Where it all began

Met up with Xiang for our last research meeting before he heads to University of Washington for his predoc internship. Congrats on defending your dissertation before internship. We met at Sun Street when he visited for Welcome Weekend so fitting to end here.


What’s Next?


I was asked by the editorial staff of the APA Monitor to give my input on critical questions the discipline must answer. For some reason, they think I am an influential psychologist ūüôā

Ethnic studies: Richard Lee

University of Minnesota psychology professor whose research seeks to identify ways to improve the lives of racial and ethnic minorities

Richard Lee¬†How do we move beyond current narratives, theories and methods that are culturally bounded by white/European epistemologies to answer questions that affect the majority of the world’s population that is not white? We need new ways to understand and study health disparities, transnational migrations, intergroup conflicts, and the successful adaptation and accommodations of groups of people who are subordinated, underrepresented and underserved.


Way to go, Emily! Recipient of the Spring 2018 Sharon Borine Award!

Congratulations to Emily Wang on this award. Emily was a student in my freshman seminar – Fresh Off The Boat – four years ago and then joined the familee lab a couple years later. She has worked closely with 3rd year graduate student, Christine Wu, on binge drinking in Asian American college students, including a UROP scholarship.
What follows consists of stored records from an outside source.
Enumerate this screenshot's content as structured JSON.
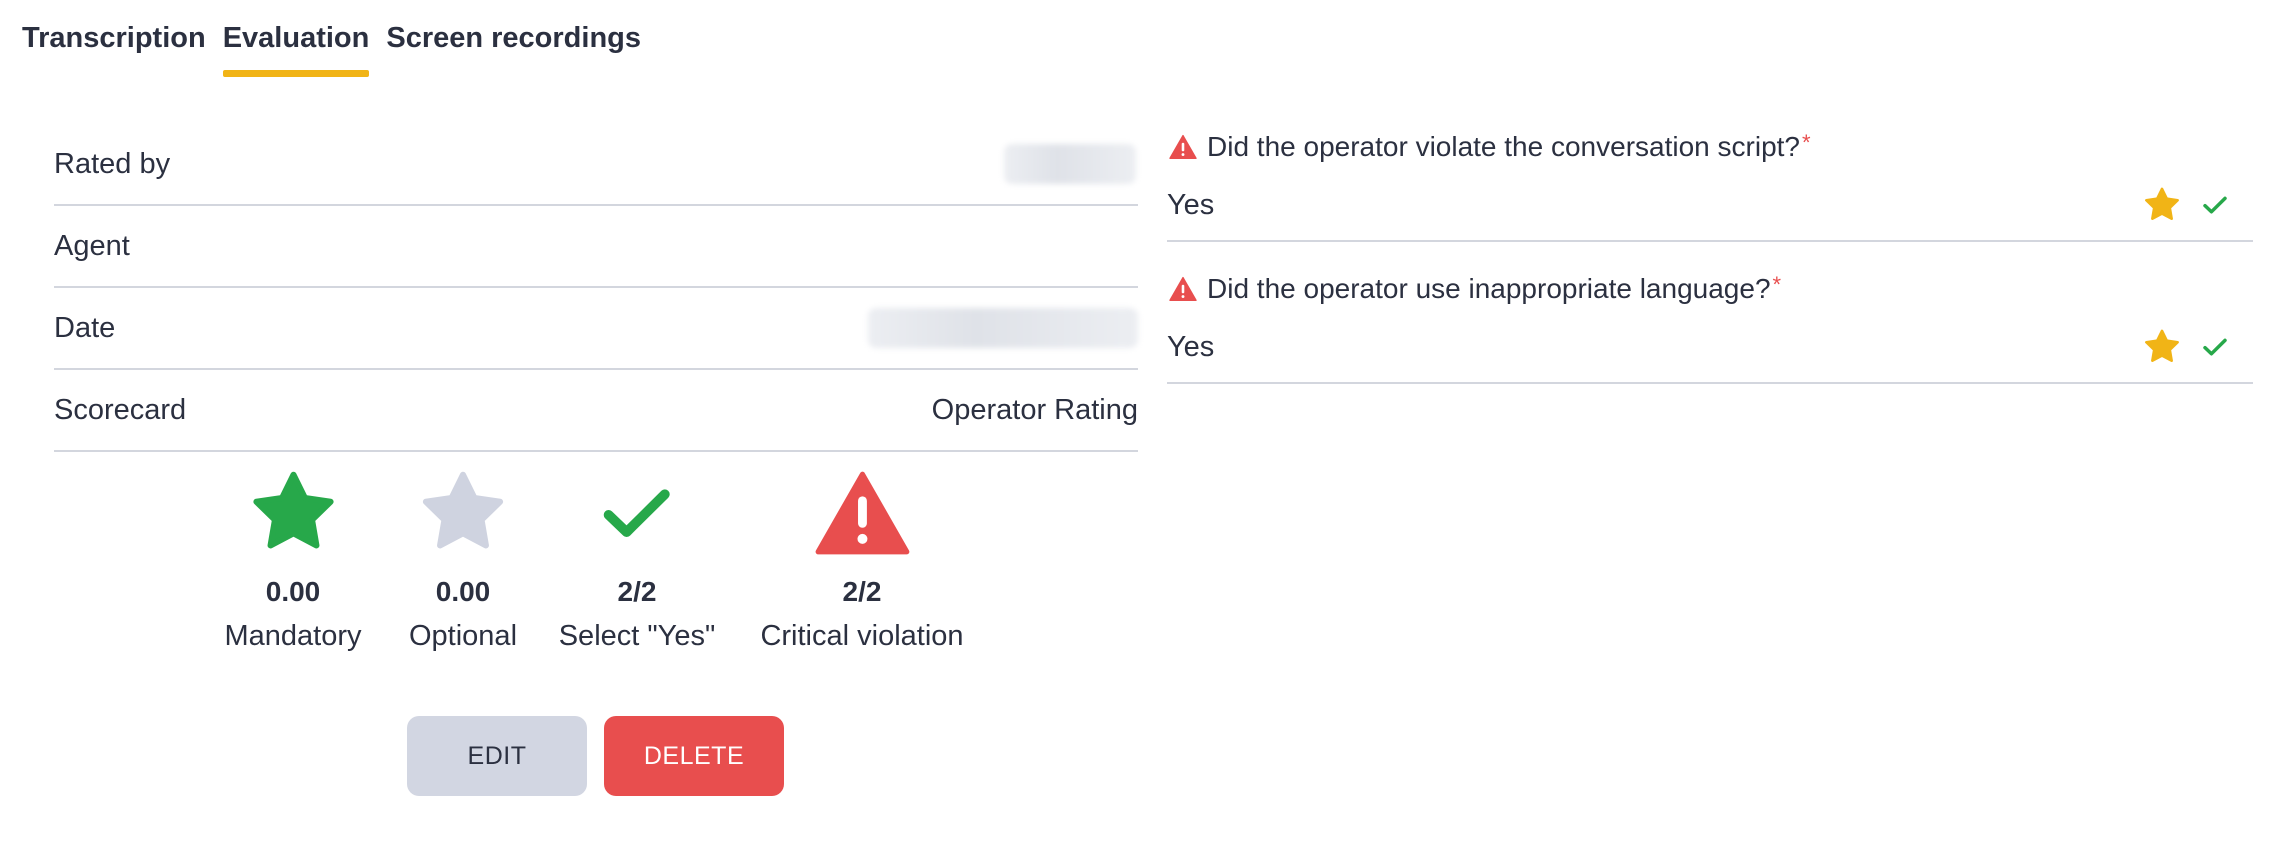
{
  "tabs": [
    {
      "label": "Transcription",
      "active": false
    },
    {
      "label": "Evaluation",
      "active": true
    },
    {
      "label": "Screen recordings",
      "active": false
    }
  ],
  "info": {
    "rated_by_label": "Rated by",
    "agent_label": "Agent",
    "date_label": "Date",
    "scorecard_label": "Scorecard",
    "scorecard_value": "Operator Rating"
  },
  "stats": [
    {
      "icon": "green-star-icon",
      "value": "0.00",
      "label": "Mandatory"
    },
    {
      "icon": "gray-star-icon",
      "value": "0.00",
      "label": "Optional"
    },
    {
      "icon": "green-check-icon",
      "value": "2/2",
      "label": "Select \"Yes\""
    },
    {
      "icon": "red-warning-icon",
      "value": "2/2",
      "label": "Critical violation"
    }
  ],
  "buttons": {
    "edit": "EDIT",
    "delete": "DELETE"
  },
  "questions": [
    {
      "title": "Did the operator violate the conversation script?",
      "required": "*",
      "answer": "Yes"
    },
    {
      "title": "Did the operator use inappropriate language?",
      "required": "*",
      "answer": "Yes"
    }
  ],
  "colors": {
    "accent_tab": "#f1b416",
    "green": "#27a84a",
    "gray_star": "#cfd3e0",
    "red": "#e84e4e",
    "gold_star": "#f1b416"
  }
}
Emily Wang

My research study examined Asian Americans and binge drinking, specifically whether the “Asian Flush” is protective against binge drinking. The “Asian Flush” is caused by a mutated gene which produces a less functional alcohol-metabolizing enzyme, resulting in unpleasant responses such as facial flushing and increased heart rate. Within a sample of Asian American undergraduates, I looked at the relationship between peer alcohol use and binge drinking with the “Asian Flush” as a moderator. Results revealed a significant main effect for peer alcohol use, but the moderation of the “Asian Flush” was not significant. This suggests that the risk factor of peer alcohol use outweighs the protective factor of the “Asian Flush.” In other words, the “Asian Flush” is not protective in the college student population. Considering how rates of alcohol abuse are rising in this population, I hope my research paves the way for future studies that explore alcohol abuse in Asian Americans, as they are often an overlooked group due to the model minority myth.


Summer 2018 Tri-Psych Graduate Student Diversity Fund
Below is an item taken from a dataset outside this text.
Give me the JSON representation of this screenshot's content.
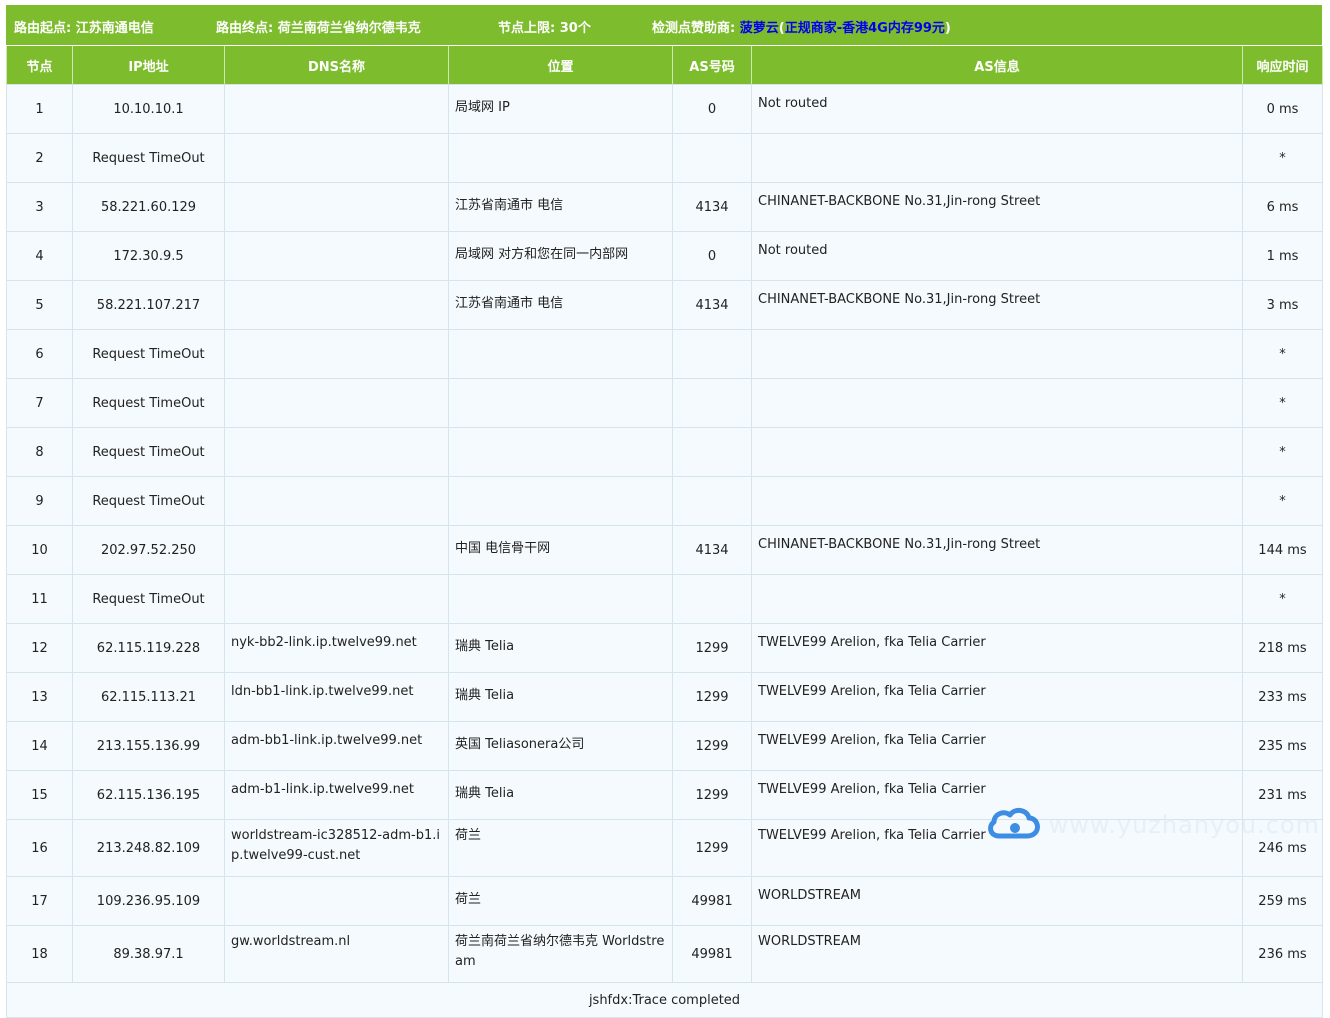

The Tri-Psychology Programs – Educational Psychology, Psychology & Institute of Child Development – at the University of Minnesota are deeply committed to supporting underrepresented students in the psychological sciences. Together, we strive to create welcoming, affirming, and inclusive spaces and seek to foster respectful exchanges of ideas that allow us to embrace the power of diversity of perspectives and backgrounds to enrich us all.

Applications are now open for the Summer 2018 Tri-Psych Graduate Student Diversity Fund. The goal of this award is to build community and facilitate cross-departmental collaborations among tri-psych graduate students of color and/or student groups otherwise underrepresented in postsecondary education. We seek innovative proposals that provide opportunities to encourage and support your fellow students, gain insights from your shared and differing experiences, and build stronger relationships across departments.

Award Detail

  • Proposals must be collaborative and must clearly benefit all three departments
  • Proposals must focus on students of color and/or student groups otherwise underrepresented in postsecondary education across all three host psychology programs
  • Preference for creative ideas that show promise for building long-term support structures for students of color and/or student groups otherwise underrepresented in postsecondary education
  • Awards will be made to teams of at least two or more graduate students; preference for teams that include collaborators across at least two of the Tri-Psych departments
  • A summary of the completed project must be submitted by November 1, 2018
  • Proposals will be reviewed up until May 30, 2018; funds must be spent by August 31, 2018
  • Funding decisions will be made¬†within two weeks¬†of proposal submission.
  • 1 large award ($1500 max) and 3-5 micro-awards ($250-$500) will be made

o   Large Award: must include collaborators across all three psychology departments

o   Micro-Awards: preference for teams that include collaborators across at least two of the Tri-Psych departments

SRCD Tri-Caucus Preconference at SRA

I was honored to help organize the inaugural Tri-Caucus Preconference held at the University of Minnesota. This event brought together the Asian caucus, Latino caucus, and Black caucus to share wisdom about diversity, equity, and inclusion in developmental science. It was great to have some of my graduate students experience this event. In solidarity!